Wagner was pardoned in 1861 in Prussia. On his return the composer settled in Biebrich, where he began working in his only comic opera Die Meistersinger of Nuremberg, which ended in 1867. The work was premiered on June 21, 1868 in Munich, where later, in 1869 and 1870, were released by King's desire Das Rheingold and Die Walküre. Immediately after the premiere of Die Meistersinger Wagner resumed work on Siegfried to completion in February 1871. At the same time he started writing the twilight of the gods. Meanwhile, on 25 August 1870, the composer, who had been separated from his first wife nine years, married Cosima von Bülow, ex-wife of Hans von Bülow and the daughter of Liszt and Countess d'Augoult. The orchestral work Siegfried Idyll (1870) was written by Cosima Wagner at the birth of their son Siegfried. In the summer of 1872, Wagner composed the last part of Der Ring des Nibelungen in November 1874 and completed the orchestration of Twilight of the gods. Between 13 and August 17, 1876 complete tetralogy was released in the Festspielhaus in Bayreuth, a theater designed and built specially to represent the works of Wagner. In 1877 Wagner began work on Parsifal, drama based on the legends of the Holy Grail. This musical drama, the last he wrote Wagner, premiered on July 26, 1882. In 1882 the composer's health weakened. Thinking that might favor a change of climate, Wagner rented the Palazzo Vendramin in Venice's Grand Canal.

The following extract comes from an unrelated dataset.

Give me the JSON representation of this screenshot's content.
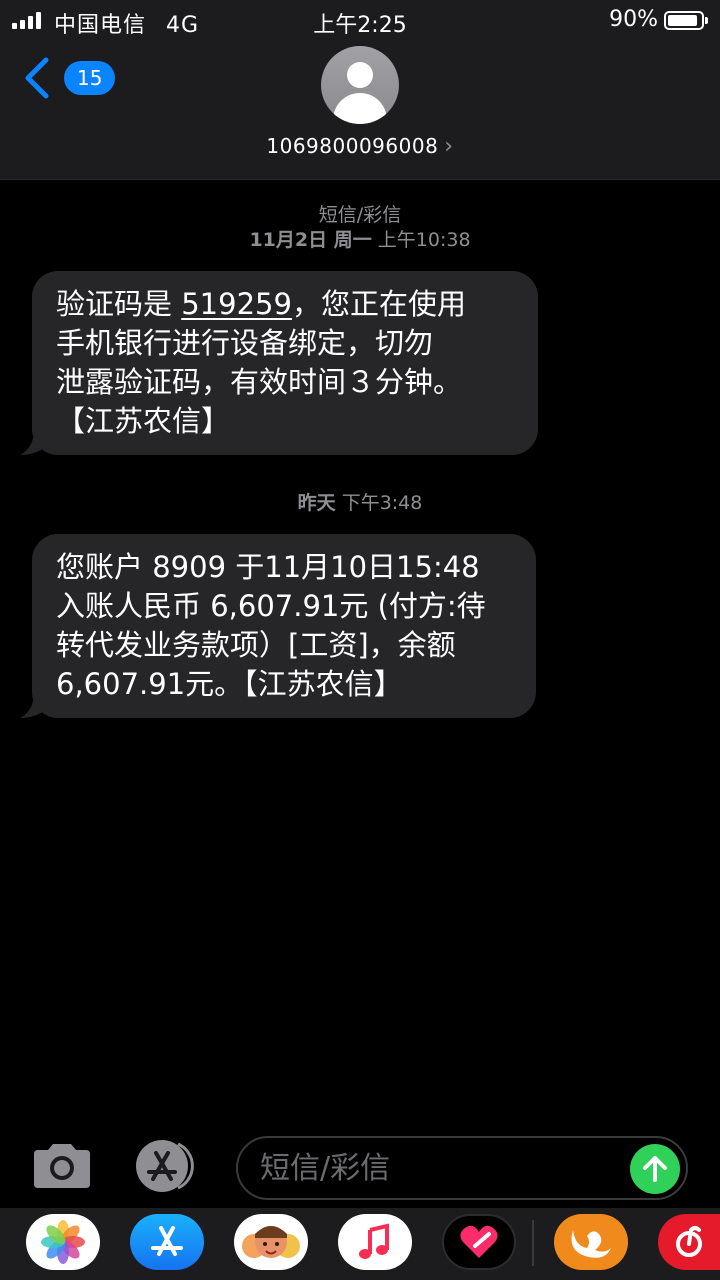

He died suddenly on February 13 next year. Five days later his body was interred in the mausoleum of his Bayreuth villa.